| What to produce |
Search the records for lines that contain the word "false". Copy them all.

| Dataset records |

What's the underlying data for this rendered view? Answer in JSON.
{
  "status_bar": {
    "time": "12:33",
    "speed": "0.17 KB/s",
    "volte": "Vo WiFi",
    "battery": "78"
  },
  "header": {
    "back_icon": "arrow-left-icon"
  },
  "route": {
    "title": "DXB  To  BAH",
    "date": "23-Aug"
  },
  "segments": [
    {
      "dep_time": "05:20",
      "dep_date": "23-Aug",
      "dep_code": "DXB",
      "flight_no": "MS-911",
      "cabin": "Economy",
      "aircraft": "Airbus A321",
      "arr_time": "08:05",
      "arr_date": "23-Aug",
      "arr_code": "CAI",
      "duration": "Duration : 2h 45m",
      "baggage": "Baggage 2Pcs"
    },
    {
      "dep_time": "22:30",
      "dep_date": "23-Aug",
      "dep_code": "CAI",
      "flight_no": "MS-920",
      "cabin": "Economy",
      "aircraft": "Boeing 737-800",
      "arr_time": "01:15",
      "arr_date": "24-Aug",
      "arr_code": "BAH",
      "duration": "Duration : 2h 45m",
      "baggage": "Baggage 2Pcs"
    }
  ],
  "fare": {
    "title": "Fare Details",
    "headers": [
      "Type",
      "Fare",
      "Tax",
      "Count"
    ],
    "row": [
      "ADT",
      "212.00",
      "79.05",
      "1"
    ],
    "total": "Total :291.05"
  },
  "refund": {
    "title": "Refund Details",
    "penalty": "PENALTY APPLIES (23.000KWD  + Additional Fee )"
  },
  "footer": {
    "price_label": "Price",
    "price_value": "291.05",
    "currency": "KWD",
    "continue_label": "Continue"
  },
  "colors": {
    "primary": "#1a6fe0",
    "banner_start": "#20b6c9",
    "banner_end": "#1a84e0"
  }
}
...
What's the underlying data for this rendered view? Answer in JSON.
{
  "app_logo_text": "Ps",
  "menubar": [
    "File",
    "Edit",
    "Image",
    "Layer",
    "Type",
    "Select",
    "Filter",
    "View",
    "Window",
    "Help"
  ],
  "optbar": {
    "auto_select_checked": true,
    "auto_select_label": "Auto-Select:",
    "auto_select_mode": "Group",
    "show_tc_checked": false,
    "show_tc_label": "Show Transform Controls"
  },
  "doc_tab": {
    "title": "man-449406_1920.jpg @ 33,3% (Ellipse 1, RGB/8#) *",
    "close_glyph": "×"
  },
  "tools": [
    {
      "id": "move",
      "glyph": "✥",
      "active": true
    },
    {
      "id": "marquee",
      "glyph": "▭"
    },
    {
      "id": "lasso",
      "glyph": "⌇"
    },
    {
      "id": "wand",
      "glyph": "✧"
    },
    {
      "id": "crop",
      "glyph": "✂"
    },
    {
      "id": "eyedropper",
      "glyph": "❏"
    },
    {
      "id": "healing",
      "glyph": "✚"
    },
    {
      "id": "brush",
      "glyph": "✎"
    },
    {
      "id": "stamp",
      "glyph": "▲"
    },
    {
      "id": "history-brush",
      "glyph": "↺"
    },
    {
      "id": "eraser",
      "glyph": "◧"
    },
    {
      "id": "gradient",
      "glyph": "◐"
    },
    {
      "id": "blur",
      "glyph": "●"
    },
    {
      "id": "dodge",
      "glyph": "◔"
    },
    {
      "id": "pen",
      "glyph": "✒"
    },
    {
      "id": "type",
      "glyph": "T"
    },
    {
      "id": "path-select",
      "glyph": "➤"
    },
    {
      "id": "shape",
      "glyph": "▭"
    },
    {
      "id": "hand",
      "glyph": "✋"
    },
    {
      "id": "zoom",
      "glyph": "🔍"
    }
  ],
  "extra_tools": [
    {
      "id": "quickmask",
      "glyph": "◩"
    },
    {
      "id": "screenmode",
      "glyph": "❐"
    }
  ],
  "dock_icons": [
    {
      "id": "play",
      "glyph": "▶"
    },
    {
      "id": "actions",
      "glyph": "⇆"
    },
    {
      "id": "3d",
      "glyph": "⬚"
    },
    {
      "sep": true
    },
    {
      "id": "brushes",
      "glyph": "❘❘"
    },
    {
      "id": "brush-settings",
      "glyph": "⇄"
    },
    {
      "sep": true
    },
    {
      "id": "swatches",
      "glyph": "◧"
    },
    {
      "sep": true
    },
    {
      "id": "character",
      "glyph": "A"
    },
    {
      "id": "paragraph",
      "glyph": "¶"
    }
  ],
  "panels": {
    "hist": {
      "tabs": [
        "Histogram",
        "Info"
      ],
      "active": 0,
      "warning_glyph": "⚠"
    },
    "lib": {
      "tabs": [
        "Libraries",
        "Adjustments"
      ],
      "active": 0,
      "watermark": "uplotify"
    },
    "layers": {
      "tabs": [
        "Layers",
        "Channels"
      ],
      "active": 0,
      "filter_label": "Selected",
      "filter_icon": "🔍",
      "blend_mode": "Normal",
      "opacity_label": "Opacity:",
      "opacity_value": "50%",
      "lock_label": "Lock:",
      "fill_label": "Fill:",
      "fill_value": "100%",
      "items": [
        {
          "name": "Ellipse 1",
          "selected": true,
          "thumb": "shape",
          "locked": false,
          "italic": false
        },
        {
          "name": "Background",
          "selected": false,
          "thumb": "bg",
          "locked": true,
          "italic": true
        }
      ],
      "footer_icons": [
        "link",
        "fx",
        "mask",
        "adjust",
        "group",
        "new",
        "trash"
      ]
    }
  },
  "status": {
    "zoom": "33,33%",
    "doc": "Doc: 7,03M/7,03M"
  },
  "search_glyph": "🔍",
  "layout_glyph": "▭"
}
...
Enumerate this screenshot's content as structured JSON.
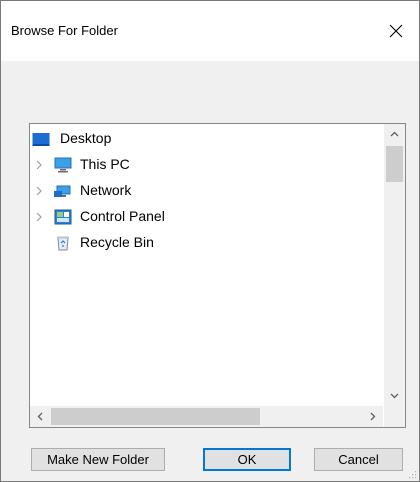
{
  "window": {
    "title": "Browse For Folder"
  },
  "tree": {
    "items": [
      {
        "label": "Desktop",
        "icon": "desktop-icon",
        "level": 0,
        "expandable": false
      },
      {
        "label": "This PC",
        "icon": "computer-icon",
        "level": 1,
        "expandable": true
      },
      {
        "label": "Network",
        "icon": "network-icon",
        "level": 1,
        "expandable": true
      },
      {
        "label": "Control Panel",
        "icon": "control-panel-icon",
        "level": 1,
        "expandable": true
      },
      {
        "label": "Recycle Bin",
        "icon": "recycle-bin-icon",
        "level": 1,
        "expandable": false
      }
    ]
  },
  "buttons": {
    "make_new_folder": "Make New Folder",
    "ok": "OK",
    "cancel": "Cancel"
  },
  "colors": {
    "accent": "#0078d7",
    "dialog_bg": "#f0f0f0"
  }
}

| Result |
    "show_tc_checked": false,
          "locked": false,
          "italic": false
          "selected": false,
        "expandable": false
        "expandable": false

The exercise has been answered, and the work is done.